## Work to complete
Where the word "time" occurs in a line of the data, return the whole line.

[[ Data listing, beginning ]]

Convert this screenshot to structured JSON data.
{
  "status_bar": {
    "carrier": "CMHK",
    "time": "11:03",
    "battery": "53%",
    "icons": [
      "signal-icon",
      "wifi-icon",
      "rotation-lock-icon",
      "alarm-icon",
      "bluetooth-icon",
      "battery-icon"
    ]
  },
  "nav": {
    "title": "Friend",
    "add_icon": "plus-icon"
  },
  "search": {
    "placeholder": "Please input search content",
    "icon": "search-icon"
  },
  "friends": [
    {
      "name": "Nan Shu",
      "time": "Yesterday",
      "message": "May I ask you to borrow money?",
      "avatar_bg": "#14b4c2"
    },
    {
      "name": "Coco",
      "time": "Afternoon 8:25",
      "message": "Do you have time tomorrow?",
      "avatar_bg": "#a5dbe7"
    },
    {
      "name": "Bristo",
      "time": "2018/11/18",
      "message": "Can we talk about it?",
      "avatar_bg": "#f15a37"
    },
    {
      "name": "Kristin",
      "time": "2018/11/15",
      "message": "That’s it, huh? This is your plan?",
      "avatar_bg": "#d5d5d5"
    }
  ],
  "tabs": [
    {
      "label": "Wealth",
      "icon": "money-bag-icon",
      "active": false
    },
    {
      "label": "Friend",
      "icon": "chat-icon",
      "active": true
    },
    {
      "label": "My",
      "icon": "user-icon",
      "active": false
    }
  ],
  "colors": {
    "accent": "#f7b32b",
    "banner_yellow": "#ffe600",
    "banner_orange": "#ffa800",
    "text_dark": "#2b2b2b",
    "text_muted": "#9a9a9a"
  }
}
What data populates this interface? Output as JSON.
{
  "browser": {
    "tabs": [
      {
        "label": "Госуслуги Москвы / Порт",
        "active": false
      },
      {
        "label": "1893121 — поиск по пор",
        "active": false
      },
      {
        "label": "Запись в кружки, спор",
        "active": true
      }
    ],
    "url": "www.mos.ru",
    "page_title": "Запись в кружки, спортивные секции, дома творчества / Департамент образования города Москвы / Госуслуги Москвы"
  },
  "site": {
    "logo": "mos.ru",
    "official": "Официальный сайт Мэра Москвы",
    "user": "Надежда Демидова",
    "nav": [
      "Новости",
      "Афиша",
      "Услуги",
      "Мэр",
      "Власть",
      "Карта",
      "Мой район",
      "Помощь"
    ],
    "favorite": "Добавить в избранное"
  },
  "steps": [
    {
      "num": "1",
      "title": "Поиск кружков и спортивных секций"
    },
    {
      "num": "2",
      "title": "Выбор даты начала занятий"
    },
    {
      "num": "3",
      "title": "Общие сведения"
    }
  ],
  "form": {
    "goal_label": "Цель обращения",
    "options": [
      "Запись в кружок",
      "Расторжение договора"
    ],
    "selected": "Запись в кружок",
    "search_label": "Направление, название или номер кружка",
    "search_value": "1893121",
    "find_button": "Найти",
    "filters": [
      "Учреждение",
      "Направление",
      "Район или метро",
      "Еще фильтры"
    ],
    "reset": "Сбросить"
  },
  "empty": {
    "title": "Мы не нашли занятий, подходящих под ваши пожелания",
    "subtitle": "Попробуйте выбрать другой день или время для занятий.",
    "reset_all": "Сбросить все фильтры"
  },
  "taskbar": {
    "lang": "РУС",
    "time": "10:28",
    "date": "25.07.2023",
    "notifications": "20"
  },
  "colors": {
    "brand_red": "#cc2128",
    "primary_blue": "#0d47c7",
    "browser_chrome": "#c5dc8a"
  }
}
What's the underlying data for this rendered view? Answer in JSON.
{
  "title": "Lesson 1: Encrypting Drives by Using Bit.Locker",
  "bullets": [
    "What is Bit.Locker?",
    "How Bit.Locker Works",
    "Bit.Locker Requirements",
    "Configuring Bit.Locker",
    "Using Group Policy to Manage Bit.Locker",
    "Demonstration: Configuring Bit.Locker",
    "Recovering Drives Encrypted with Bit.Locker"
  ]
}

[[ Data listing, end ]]

## Solved problem
    "time": "11:03",
      "time": "Yesterday",
      "time": "Afternoon 8:25",
      "message": "Do you have time tomorrow?",
      "time": "2018/11/18",
      "time": "2018/11/15",
    "time": "10:28",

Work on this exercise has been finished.